What is an Engineered Building System?

ABD’s Engineered Building System (EBS) utilizes leading-edge building materials, design drafting, structural engineering, value-added finishing, plus all the accessory materials necessary for simple and efficient assembly of homes and commercial buildings. EBS is used for exterior walls, partition walls, roof, and floor system; plus the product includes structure, sheathing, and insulation. The following summarizes the process steps for a typical home:

Step 1: Architectural plans are provided for home.

Step 2: Within two (2) weeks, ABD’s drafting department converts architectural plans to panelized system plans.

Step 3: ABD’s Professional Engineers calculate structural design requirements taking into consideration wind, snow and hurricane loads, and validates plans meet building code requirements

Step 4: ABD submits the panel plans to the builder for final approval and signoff.

Step 5: Approved plans are converted to Detailed Drawings to produce the panels.

Step 6: Within four (4) weeks of plan approval, ABD will deliver to the construction site numbered panels, and all the accessories, including: beams, lumber, panel screws, sealant, and plans for assembly.

Step 7: ABD’s “Certified Trainer” is available to train the builder’s construction crew at the construction site on how to take advantage of the construction efficiency of ABD’s Engineered Building System.

Are there restrictions on exterior finishes when using ABD's Engineered Building System?
No. Any conventional exterior finish may be used with ABD's building system.

Does the finished structure appear any different when built with ABD's Engineered Building System?
Visually, the structure appears no different than other structures built with conventional 2x framing. However, from the interior of the building the occupants will notice a distinct difference in that it is quieter because outside intrusive noise from traffic and weather are minimized; and the temperature is very stable and comfortable without cold spots regardless of the season because the structure is well insulated.

Is it more difficult for sub-contractors such as plumbers and electricians to complete their work on an ABD built structure?
No. Typically plumbing and ventilation is not affected by ABD's Engineered Building System. However, if plumbing and or other utilities require access through ABD's walls or roof, our engineers will design and build the panels accordingly. Electrical wiring is easier with our Engineered Building System because electrical wire chases are precut into every panel running both vertically and horizontally making the electricians job very easy since he/she no longer has to cut access through 2x studs in order to run the wiring.

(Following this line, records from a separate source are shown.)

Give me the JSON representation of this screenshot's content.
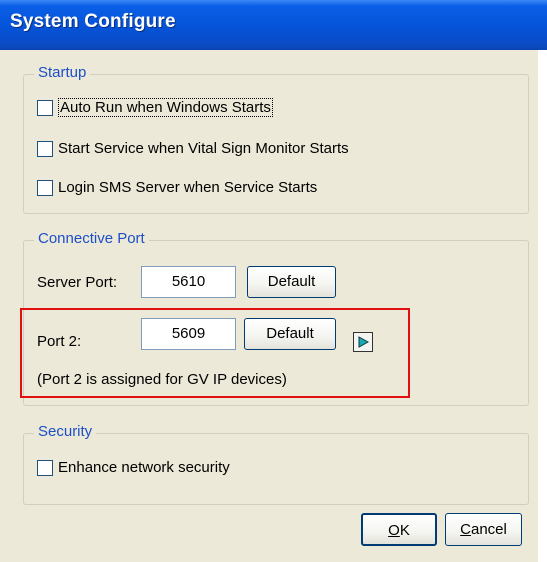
{
  "window": {
    "title": "System Configure"
  },
  "startup": {
    "legend": "Startup",
    "options": [
      {
        "label": "Auto Run when Windows Starts",
        "checked": false
      },
      {
        "label": "Start Service when Vital Sign Monitor Starts",
        "checked": false
      },
      {
        "label": "Login SMS Server when Service Starts",
        "checked": false
      }
    ]
  },
  "port": {
    "legend": "Connective Port",
    "server_port_label": "Server Port:",
    "server_port_value": "5610",
    "port2_label": "Port 2:",
    "port2_value": "5609",
    "default_label": "Default",
    "note": "(Port 2 is assigned for GV IP devices)",
    "arrow_icon": "play-arrow-icon",
    "highlight_color": "#e01010"
  },
  "security": {
    "legend": "Security",
    "option_label": "Enhance network security",
    "checked": false
  },
  "footer": {
    "ok_mnemonic": "O",
    "ok_rest": "K",
    "cancel_mnemonic": "C",
    "cancel_rest": "ancel"
  },
  "colors": {
    "titlebar": "#0553d8",
    "legend_text": "#1c4fc7",
    "dialog_bg": "#ece9d8",
    "arrow_fill": "#1aa9b8"
  }
}
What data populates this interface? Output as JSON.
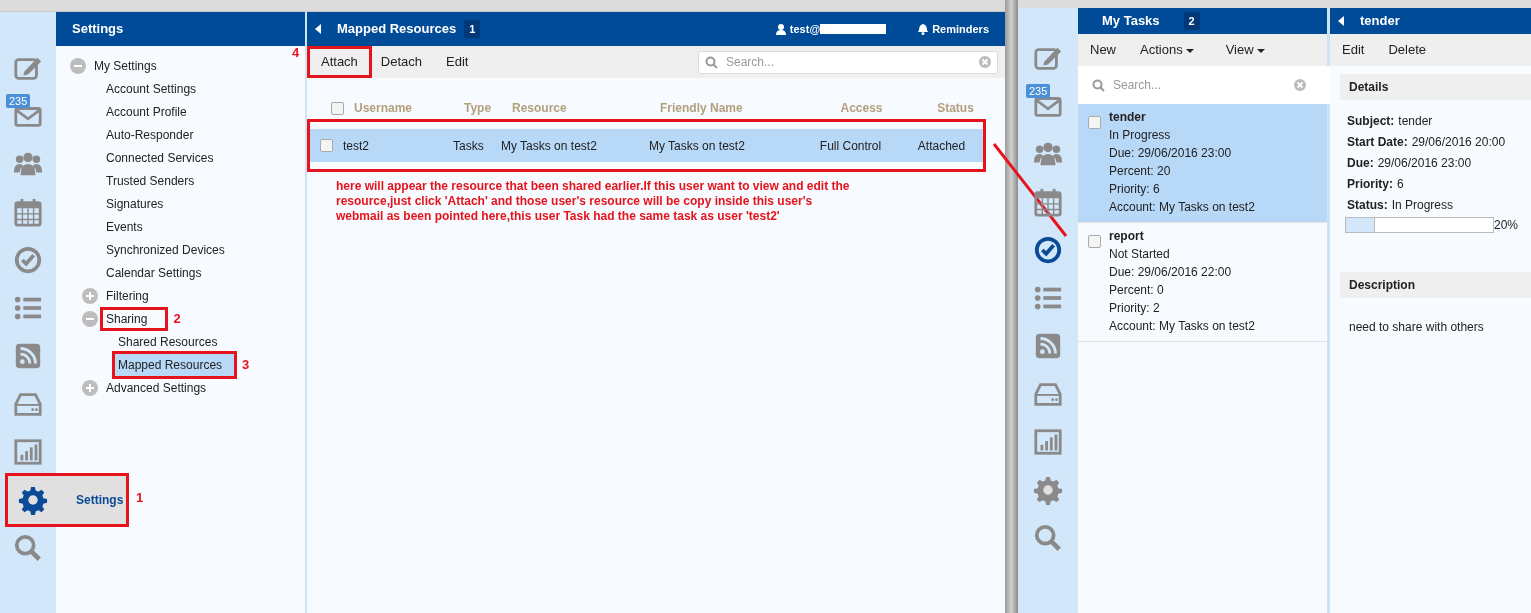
{
  "left_window": {
    "rail": {
      "items": [
        {
          "kind": "compose",
          "selected": false
        },
        {
          "kind": "mail",
          "badge": "235",
          "selected": false
        },
        {
          "kind": "contacts",
          "selected": false
        },
        {
          "kind": "calendar",
          "selected": false
        },
        {
          "kind": "tasks",
          "selected": false
        },
        {
          "kind": "list",
          "selected": false
        },
        {
          "kind": "rss",
          "selected": false
        },
        {
          "kind": "drive",
          "selected": false
        },
        {
          "kind": "chart",
          "selected": false
        },
        {
          "kind": "settings",
          "selected": true,
          "label": "Settings",
          "callout": "1"
        },
        {
          "kind": "search",
          "selected": false
        }
      ]
    },
    "settings_panel": {
      "title": "Settings",
      "tree": [
        {
          "label": "My Settings",
          "expanded": true,
          "children": [
            {
              "label": "Account Settings",
              "selected": false
            },
            {
              "label": "Account Profile",
              "selected": false
            },
            {
              "label": "Auto-Responder",
              "selected": false
            },
            {
              "label": "Connected Services",
              "selected": false
            },
            {
              "label": "Trusted Senders",
              "selected": false
            },
            {
              "label": "Signatures",
              "selected": false
            },
            {
              "label": "Events",
              "selected": false
            },
            {
              "label": "Synchronized Devices",
              "selected": false
            },
            {
              "label": "Calendar Settings",
              "selected": false
            },
            {
              "label": "Filtering",
              "expanded": false
            },
            {
              "label": "Sharing",
              "expanded": true,
              "callout": "2",
              "children": [
                {
                  "label": "Shared Resources",
                  "selected": false
                },
                {
                  "label": "Mapped Resources",
                  "selected": true,
                  "callout": "3"
                }
              ]
            },
            {
              "label": "Advanced Settings",
              "expanded": false
            }
          ]
        }
      ]
    },
    "header": {
      "title": "Mapped Resources",
      "count": "1",
      "user": "test@",
      "reminders": "Reminders"
    },
    "toolbar": [
      {
        "label": "Attach",
        "callout": "4"
      },
      {
        "label": "Detach"
      },
      {
        "label": "Edit"
      }
    ],
    "search": {
      "placeholder": "Search..."
    },
    "table": {
      "header_checked": false,
      "columns": [
        "Username",
        "Type",
        "Resource",
        "Friendly Name",
        "Access",
        "Status"
      ],
      "rows": [
        {
          "cells": [
            "test2",
            "Tasks",
            "My Tasks on test2",
            "My Tasks on test2",
            "Full Control",
            "Attached"
          ],
          "selected": true,
          "checked": false,
          "highlighted": true
        }
      ]
    },
    "note": "here will appear the resource that been shared earlier.If this user want to view and edit the resource,just click 'Attach' and those user's resource will be copy inside this user's webmail as been pointed here,this user Task had the same task as user 'test2'"
  },
  "right_window": {
    "rail": {
      "items": [
        {
          "kind": "compose",
          "selected": false
        },
        {
          "kind": "mail",
          "badge": "235",
          "selected": false
        },
        {
          "kind": "contacts",
          "selected": false
        },
        {
          "kind": "calendar",
          "selected": false
        },
        {
          "kind": "tasks",
          "selected": true
        },
        {
          "kind": "list",
          "selected": false
        },
        {
          "kind": "rss",
          "selected": false
        },
        {
          "kind": "drive",
          "selected": false
        },
        {
          "kind": "chart",
          "selected": false
        },
        {
          "kind": "settings",
          "selected": false
        },
        {
          "kind": "search",
          "selected": false
        }
      ]
    },
    "task_list": {
      "title": "My Tasks",
      "count": "2",
      "toolbar": [
        {
          "label": "New",
          "kind": "button"
        },
        {
          "label": "Actions",
          "kind": "dropdown"
        },
        {
          "label": "View",
          "kind": "dropdown"
        }
      ],
      "search": {
        "placeholder": "Search..."
      },
      "tasks": [
        {
          "title": "tender",
          "selected": true,
          "checked": false,
          "lines": [
            "In Progress",
            "Due: 29/06/2016 23:00",
            "Percent: 20",
            "Priority: 6",
            "Account: My Tasks on test2"
          ]
        },
        {
          "title": "report",
          "selected": false,
          "checked": false,
          "lines": [
            "Not Started",
            "Due: 29/06/2016 22:00",
            "Percent: 0",
            "Priority: 2",
            "Account: My Tasks on test2"
          ]
        }
      ]
    },
    "detail": {
      "title": "tender",
      "toolbar": [
        "Edit",
        "Delete"
      ],
      "details_heading": "Details",
      "fields": [
        {
          "label": "Subject:",
          "value": "tender"
        },
        {
          "label": "Start Date:",
          "value": "29/06/2016 20:00"
        },
        {
          "label": "Due:",
          "value": "29/06/2016 23:00"
        },
        {
          "label": "Priority:",
          "value": "6"
        },
        {
          "label": "Status:",
          "value": "In Progress"
        }
      ],
      "progress": {
        "level": 0.2,
        "reading": "20%"
      },
      "description_heading": "Description",
      "description": "need to share with others"
    }
  }
}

With the increased energy efficiency of ABD's Engineered Building System (a 60% reduction in heating and air-conditioning costs) does this in any way affect the size of the heating and air-conditioning unit when compared to a conventionally built structure?
Yes. ABD recommends that customers take full advantage of the energy efficiency and savings by having their HVAC contractor scale down the size of the heating and air-conditioning system by 60%; plus because of the increased tightness of the structure, ABD requires that it's structures utilize a whole house fresh-air ventilation system be installed by a qualified HVAC contractor to meet ASHREY Standard 6299, which requires fresh air be supplied at the rate of .3 air exchanges per hour. ABD has researched numerous systems for ventilation and energy efficiency and has several recommendations based on the size and the needs of each structure.

Are there any limitations on the design of a structure built with ABD's Engineered Building System?
No. Once the building plans have been supplied to Advanced Building and Development, the plans will be converted to ABD's Engineered Building System, a licensed engineer will approve the plans, and the panelized structure will be produced. ABD's panels may be used in conjunction with traditional framing, floor packages, roof trusses, and any conventional exterior and interior finish. ABD's engineers will recommend the most cost effective and energy efficient use of various construction methods for each structure.

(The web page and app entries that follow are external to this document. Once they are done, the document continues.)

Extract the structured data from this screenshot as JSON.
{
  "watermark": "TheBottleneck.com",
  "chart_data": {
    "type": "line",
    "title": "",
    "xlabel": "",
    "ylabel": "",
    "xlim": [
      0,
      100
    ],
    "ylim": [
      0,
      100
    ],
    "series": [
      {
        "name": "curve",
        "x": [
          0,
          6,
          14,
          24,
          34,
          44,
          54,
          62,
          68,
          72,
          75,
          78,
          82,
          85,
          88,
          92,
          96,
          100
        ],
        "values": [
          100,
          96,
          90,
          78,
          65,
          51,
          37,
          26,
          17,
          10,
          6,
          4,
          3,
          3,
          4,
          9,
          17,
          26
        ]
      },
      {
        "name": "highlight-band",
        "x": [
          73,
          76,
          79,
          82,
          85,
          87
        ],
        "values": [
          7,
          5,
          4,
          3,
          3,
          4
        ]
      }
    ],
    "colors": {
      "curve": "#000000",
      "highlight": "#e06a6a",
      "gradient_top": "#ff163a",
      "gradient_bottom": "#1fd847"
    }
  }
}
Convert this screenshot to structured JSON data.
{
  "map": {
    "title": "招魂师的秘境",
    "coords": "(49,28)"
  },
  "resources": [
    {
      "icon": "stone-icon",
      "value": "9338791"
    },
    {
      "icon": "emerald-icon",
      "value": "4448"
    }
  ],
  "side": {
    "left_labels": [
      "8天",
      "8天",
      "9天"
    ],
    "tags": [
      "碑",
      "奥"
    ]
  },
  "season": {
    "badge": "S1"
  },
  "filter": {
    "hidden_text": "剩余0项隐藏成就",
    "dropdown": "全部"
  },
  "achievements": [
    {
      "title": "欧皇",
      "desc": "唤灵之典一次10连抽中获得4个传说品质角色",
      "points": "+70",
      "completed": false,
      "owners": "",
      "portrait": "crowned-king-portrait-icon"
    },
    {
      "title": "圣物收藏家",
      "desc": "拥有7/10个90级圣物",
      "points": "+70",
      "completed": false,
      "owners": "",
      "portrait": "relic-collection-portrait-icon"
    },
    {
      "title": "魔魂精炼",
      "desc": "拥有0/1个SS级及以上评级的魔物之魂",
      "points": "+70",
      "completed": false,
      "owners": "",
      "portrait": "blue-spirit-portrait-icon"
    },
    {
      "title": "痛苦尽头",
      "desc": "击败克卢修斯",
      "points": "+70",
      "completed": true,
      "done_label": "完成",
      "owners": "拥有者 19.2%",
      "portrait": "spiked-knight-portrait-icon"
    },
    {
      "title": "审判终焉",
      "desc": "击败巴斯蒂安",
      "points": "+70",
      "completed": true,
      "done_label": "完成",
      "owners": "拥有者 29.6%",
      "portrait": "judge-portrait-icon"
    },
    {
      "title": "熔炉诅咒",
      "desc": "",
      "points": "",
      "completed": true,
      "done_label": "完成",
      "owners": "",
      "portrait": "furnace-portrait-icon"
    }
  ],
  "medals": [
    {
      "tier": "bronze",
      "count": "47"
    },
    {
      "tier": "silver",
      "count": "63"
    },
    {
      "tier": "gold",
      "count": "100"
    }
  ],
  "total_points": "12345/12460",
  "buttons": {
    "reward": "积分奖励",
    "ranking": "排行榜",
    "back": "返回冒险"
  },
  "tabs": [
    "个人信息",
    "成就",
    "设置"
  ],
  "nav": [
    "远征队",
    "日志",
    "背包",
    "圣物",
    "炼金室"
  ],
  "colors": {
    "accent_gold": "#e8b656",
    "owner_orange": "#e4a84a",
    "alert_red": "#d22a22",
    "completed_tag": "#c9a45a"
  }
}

Is any additional structural reinforcing required in order to support kitchen cabinets from exterior walls?
No. Although our engineers take into consideration structural loads, in most cases our panel walls will support kitchen cabinets without additional reinforcing.

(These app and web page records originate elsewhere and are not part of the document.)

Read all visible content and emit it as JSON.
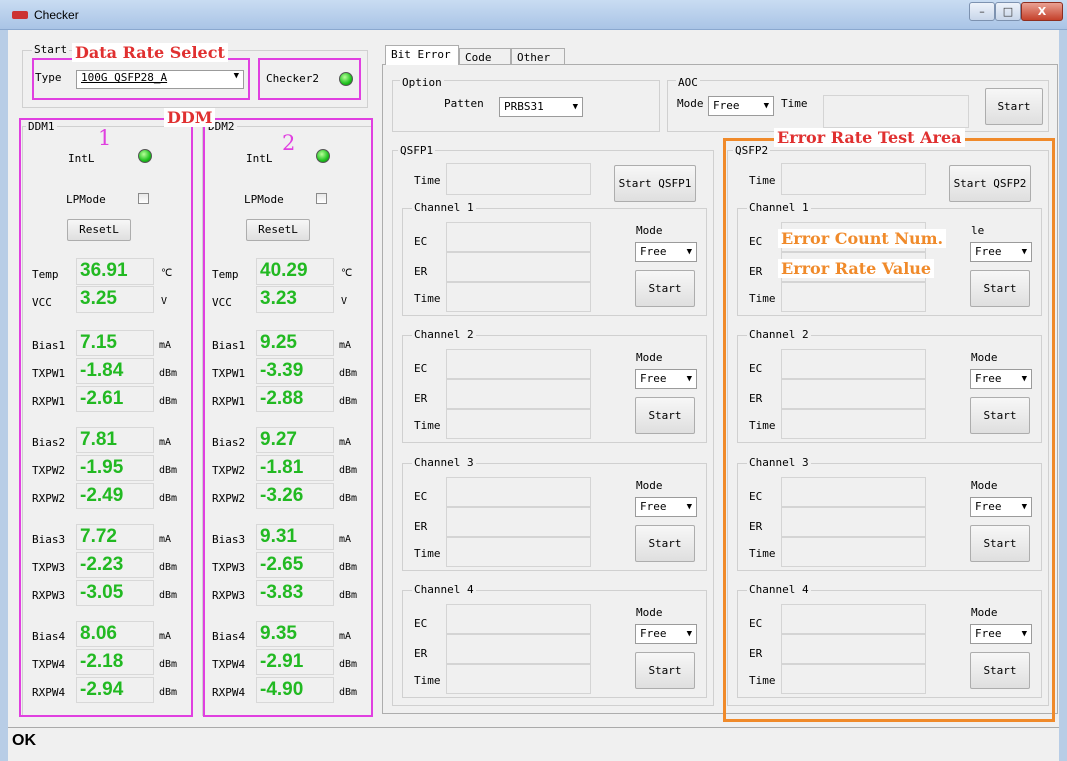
{
  "window": {
    "title": "Checker",
    "minimize": "–",
    "maximize": "□",
    "close": "X"
  },
  "start": {
    "group_label": "Start",
    "type_label": "Type",
    "type_value": "100G QSFP28_A",
    "checker2_label": "Checker2",
    "led_color": "#1fc21f"
  },
  "ddm": [
    {
      "group_label": "DDM1",
      "intl_label": "IntL",
      "lpmode_label": "LPMode",
      "resetl_label": "ResetL",
      "temp_label": "Temp",
      "temp": "36.91",
      "temp_unit": "℃",
      "vcc_label": "VCC",
      "vcc": "3.25",
      "vcc_unit": "V",
      "rows": [
        {
          "label": "Bias1",
          "value": "7.15",
          "unit": "mA"
        },
        {
          "label": "TXPW1",
          "value": "-1.84",
          "unit": "dBm"
        },
        {
          "label": "RXPW1",
          "value": "-2.61",
          "unit": "dBm"
        },
        {
          "label": "Bias2",
          "value": "7.81",
          "unit": "mA"
        },
        {
          "label": "TXPW2",
          "value": "-1.95",
          "unit": "dBm"
        },
        {
          "label": "RXPW2",
          "value": "-2.49",
          "unit": "dBm"
        },
        {
          "label": "Bias3",
          "value": "7.72",
          "unit": "mA"
        },
        {
          "label": "TXPW3",
          "value": "-2.23",
          "unit": "dBm"
        },
        {
          "label": "RXPW3",
          "value": "-3.05",
          "unit": "dBm"
        },
        {
          "label": "Bias4",
          "value": "8.06",
          "unit": "mA"
        },
        {
          "label": "TXPW4",
          "value": "-2.18",
          "unit": "dBm"
        },
        {
          "label": "RXPW4",
          "value": "-2.94",
          "unit": "dBm"
        }
      ]
    },
    {
      "group_label": "DDM2",
      "intl_label": "IntL",
      "lpmode_label": "LPMode",
      "resetl_label": "ResetL",
      "temp_label": "Temp",
      "temp": "40.29",
      "temp_unit": "℃",
      "vcc_label": "VCC",
      "vcc": "3.23",
      "vcc_unit": "V",
      "rows": [
        {
          "label": "Bias1",
          "value": "9.25",
          "unit": "mA"
        },
        {
          "label": "TXPW1",
          "value": "-3.39",
          "unit": "dBm"
        },
        {
          "label": "RXPW1",
          "value": "-2.88",
          "unit": "dBm"
        },
        {
          "label": "Bias2",
          "value": "9.27",
          "unit": "mA"
        },
        {
          "label": "TXPW2",
          "value": "-1.81",
          "unit": "dBm"
        },
        {
          "label": "RXPW2",
          "value": "-3.26",
          "unit": "dBm"
        },
        {
          "label": "Bias3",
          "value": "9.31",
          "unit": "mA"
        },
        {
          "label": "TXPW3",
          "value": "-2.65",
          "unit": "dBm"
        },
        {
          "label": "RXPW3",
          "value": "-3.83",
          "unit": "dBm"
        },
        {
          "label": "Bias4",
          "value": "9.35",
          "unit": "mA"
        },
        {
          "label": "TXPW4",
          "value": "-2.91",
          "unit": "dBm"
        },
        {
          "label": "RXPW4",
          "value": "-4.90",
          "unit": "dBm"
        }
      ]
    }
  ],
  "tabs": [
    "Bit Error",
    "Code",
    "Other"
  ],
  "option": {
    "group_label": "Option",
    "pattern_label": "Patten",
    "pattern_value": "PRBS31"
  },
  "aoc": {
    "group_label": "AOC",
    "mode_label": "Mode",
    "mode_value": "Free",
    "time_label": "Time",
    "start_label": "Start"
  },
  "qsfp": [
    {
      "group_label": "QSFP1",
      "time_label": "Time",
      "start_label": "Start QSFP1",
      "channels": [
        {
          "label": "Channel 1",
          "ec": "EC",
          "er": "ER",
          "time": "Time",
          "mode_label": "Mode",
          "mode_value": "Free",
          "start": "Start"
        },
        {
          "label": "Channel 2",
          "ec": "EC",
          "er": "ER",
          "time": "Time",
          "mode_label": "Mode",
          "mode_value": "Free",
          "start": "Start"
        },
        {
          "label": "Channel 3",
          "ec": "EC",
          "er": "ER",
          "time": "Time",
          "mode_label": "Mode",
          "mode_value": "Free",
          "start": "Start"
        },
        {
          "label": "Channel 4",
          "ec": "EC",
          "er": "ER",
          "time": "Time",
          "mode_label": "Mode",
          "mode_value": "Free",
          "start": "Start"
        }
      ]
    },
    {
      "group_label": "QSFP2",
      "time_label": "Time",
      "start_label": "Start QSFP2",
      "channels": [
        {
          "label": "Channel 1",
          "ec": "EC",
          "er": "ER",
          "time": "Time",
          "mode_label": "le",
          "mode_value": "Free",
          "start": "Start"
        },
        {
          "label": "Channel 2",
          "ec": "EC",
          "er": "ER",
          "time": "Time",
          "mode_label": "Mode",
          "mode_value": "Free",
          "start": "Start"
        },
        {
          "label": "Channel 3",
          "ec": "EC",
          "er": "ER",
          "time": "Time",
          "mode_label": "Mode",
          "mode_value": "Free",
          "start": "Start"
        },
        {
          "label": "Channel 4",
          "ec": "EC",
          "er": "ER",
          "time": "Time",
          "mode_label": "Mode",
          "mode_value": "Free",
          "start": "Start"
        }
      ]
    }
  ],
  "annotations": {
    "data_rate": "Data Rate Select",
    "ddm": "DDM",
    "num1": "1",
    "num2": "2",
    "error_area": "Error Rate Test Area",
    "error_count": "Error Count Num.",
    "error_rate": "Error Rate Value",
    "pink_color": "#e040e0",
    "orange_color": "#f08a2a",
    "red_color": "#e03030"
  },
  "status": "OK"
}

Can the R-value of ABD's Engineered Building System be compared to the R-value of a conventional built structure?
No, the Federal Oak Ridge National Laboratory determined that the "R" value in wall and roof insulation does not truly measure the energy efficiency due to air seepage and the thermal shorts caused by wood studs and trusses. Oak Ridge created a "Whole Wall R-Value" that takes into consideration all insulating factors, and tested eighteen of the most widely used building materials. Oak Ridge determined that ABD's Engineered Building System is 60% more energy efficient than conventional 2x wood stud framing construction. Moreover, the dimensional exactness of ABD's Engineered Building System results in tightness of fit and insures minimal air seepage and moisture absorption when compared to conventional framed structures.